Mongolian Democracy Crawls, But Moves Ahead
Reading some of the news out of Mongolia lately it would be easy to conclude that the country is on the verge of becoming yet another failed post-socialist experiment in democracy. Easy, but wrong. Parliamentary elections held late last month show an electorate exercising their rights, and institutions growing more functional at meeting the public’s demands.
The origins of the doomsday fears for Mongolian democracy lie in the April 13 arrest of former President Nambaryn Enkhbayar on corruption charges. Some inside Mongolia accuse him of instituting a culture of corruption throughout government. However, the specific allegations in his trial are relatively minor, involving the privatization of a hotel, religious donations and import duties. Yet his arrest became a circus as news cameras captured him resisting by refusing to put on his shoes, forcing police to carry him out of his home in his socks.
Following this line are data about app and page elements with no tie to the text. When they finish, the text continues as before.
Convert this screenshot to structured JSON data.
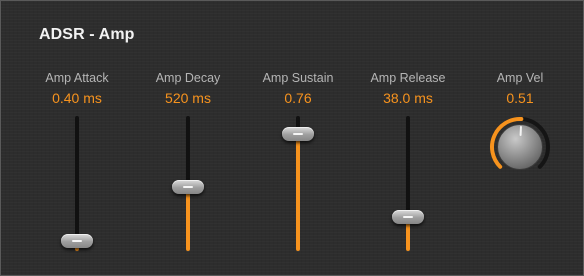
{
  "panel": {
    "title": "ADSR - Amp"
  },
  "params": [
    {
      "label": "Amp Attack",
      "value": "0.40 ms",
      "level": 0.03
    },
    {
      "label": "Amp Decay",
      "value": "520 ms",
      "level": 0.47
    },
    {
      "label": "Amp Sustain",
      "value": "0.76",
      "level": 0.9
    },
    {
      "label": "Amp Release",
      "value": "38.0 ms",
      "level": 0.23
    },
    {
      "label": "Amp Vel",
      "value": "0.51",
      "level": 0.51
    }
  ],
  "colors": {
    "accent": "#f7931e",
    "background": "#2d2d2d",
    "track": "#111111",
    "label": "#b5b5b5",
    "title": "#f2f2f2"
  }
}
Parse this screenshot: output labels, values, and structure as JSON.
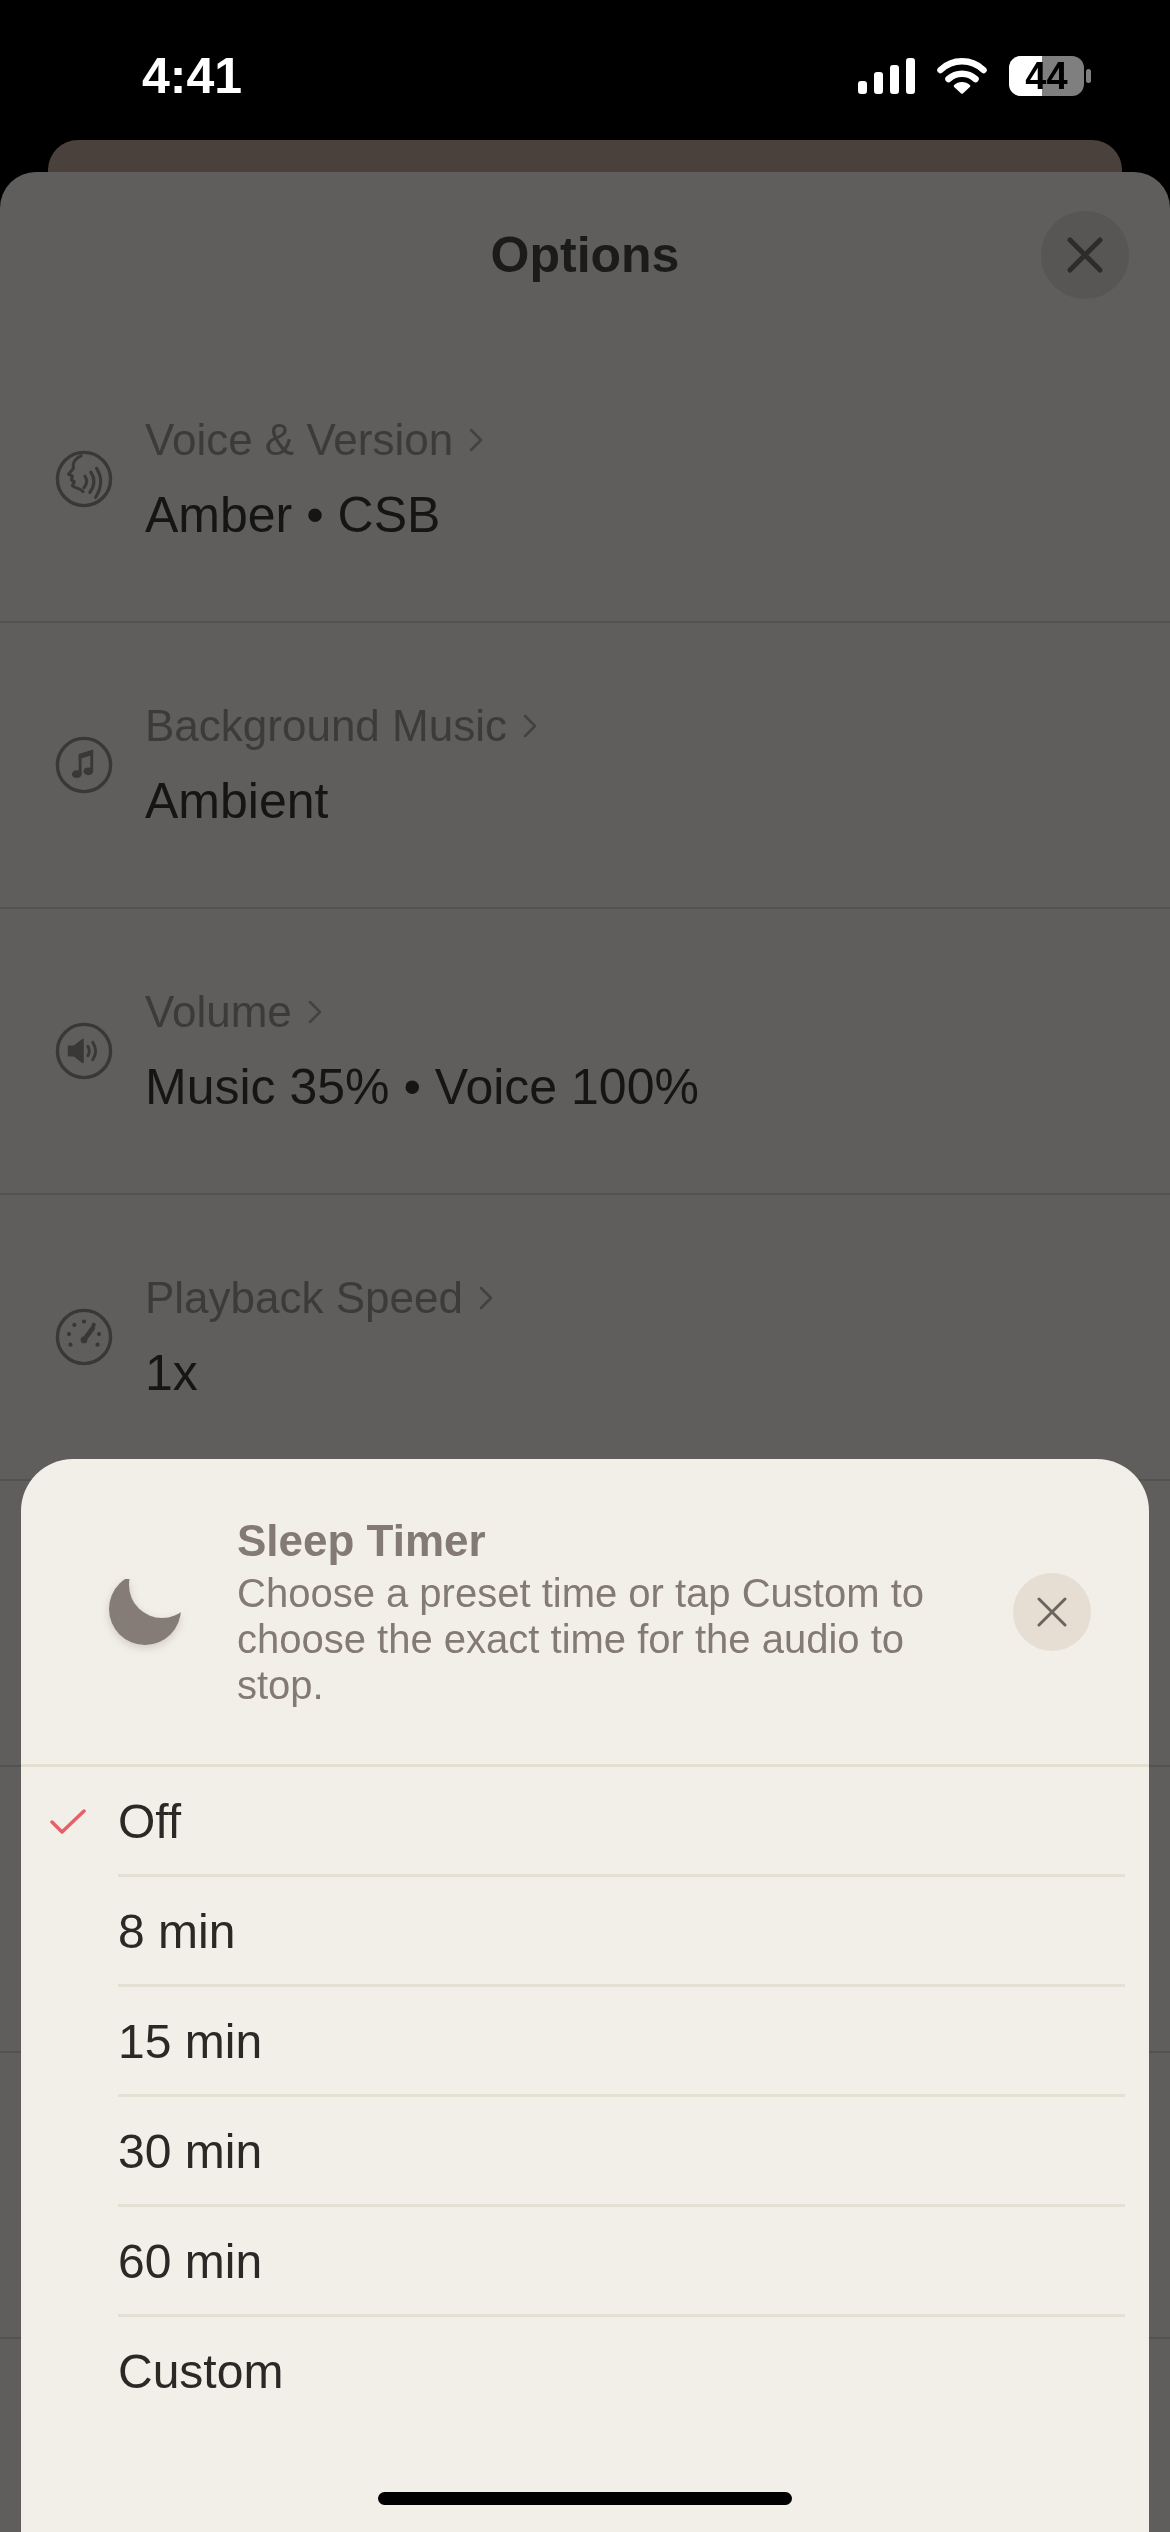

It’s no small matter for a government agency to authorize the arrest of a predecessor from an opposing party when the predecessor is plotting a political comeback. So observers might wonder whether this is a sign Mongolian democracy is running off the rails. Mr. Enkhbayar himself has encouraged such thinking, portraying himself as a political victim, complete with a hunger strike and PR campaign focused on garnering international support.
Yet a look at the June 28 parliamentary election belies the worst-case scenario. While Mongolia’s democracy is a work in progress like most liberal systems of governance, many Mongolians continue to be dedicated to the task of building a durable democracy.
The first thing to note about the vote, in which citizens chose all 76 members of the unicameral legislature, is that both the polling and the aftermath have been largely peaceful. This is progress compared to the last vote four years ago. Violent unrest erupted in the capital Ulan Bator, killing five, after the then-opposition Democratic Party (DP) alleged that the Mongolian People’s Revolutionary Party (MPRP) had engaged in massive election fraud.
Little evidence of election fraud was offered then, and the MPRP came into the previous legislature with a majority, even reaching out to the opposition. To ease passage of an investment agreement for the giant Oyu Tolgoi gold and copper mine, the MPRP invited the DP into a grand coalition that lasted until this January, when the DP exited the government.
To ensure that the violence four years ago would be remembered as a one-off case, the General Election Commission, a relatively independent body, significantly tightened campaign and polling regulations ahead of last month’s voting. For instance, it forced parties to submit an election platform and then subjected this submission to an audit, which would assess the financial feasibility of the policies proposed. Electronic vote-counting machines and the use of laptops with fingerprint recognition software for voter registration were also introduced, along with video cameras at polling stations.
While political parties have again alleged fraud after the vote and the police is investigating some of these allegations, my own conclusions as an election observer suggest that these improvements led to a much smoother vote than in 2008. I spent the day shuttling more than 200 kilometers between polling stations in Ulan Bator’s downtown and outlying districts. As voters stepped up to registration desks manned exclusively by civil servants, their residence records were pulled almost instantly following the fingerprint scan. Spot checks after the election, manually recounting ballots first counted by machine, suggest the machinery worked correctly.
Most encouragingly, the election results are set to be honored by all. An alliance led by the DP is likely to take over power from the coalition led by the Mongolian People’s Party (the new name the MPRP gave itself in 2010). This smooth transition once again proves Mongolia’s status as the only post-socialist democracy in Asia.
Still, in light of a proper electoral setup, the fraud allegations are telling. There is little concrete evidence at this stage of any serious problems beyond local irregularities, so the circulating of these allegations signals a lack of trust in political parties, their goals and the means by which they achieve them.
This lingering absence of trust is linked to the lack of parties’ ideological or policy profile. Political parties continue to be set up around the business interests of politicians, so it’s hard to build confidence that they are anything but a collection of oligarchs. This concern flared after parliament showed its resource nationalism in May by forcing the biggest foreign investments in the country to henceforth require state approval. Such attitudes will now be represented noisily by Mr. Enkhbayar’s re-founded MPRP.
That the parties don’t have a clear profile is playing itself out in coalition negotiations too, and there is good news here. Since the DP garnered a plurality of seats, some of its officials want to form a coalition. The obvious coalition partner would be the Mongolian People’s Party. This grand coalition would have a solid majority and thus the greatest ability to move Mongolia forward in tackling the many challenges it faces.
It’s true that a DP-led coalition may not change specific policies. What’s more, if the public doesn’t see steady improvement in governance and a fall in corruption over time, the lack of trust could undermine the legitimacy of elections. Yet, even without an ideological profile, an effective government through a grand coalition may still contribute to the building of trust in political parties and thus the continued institutionalization of democracy in Mongolia.
Mr. Dierkes is as associate professor and the Keidanren Chair in Japanese Research at the University of British Columbia’s Institute of Asian Research.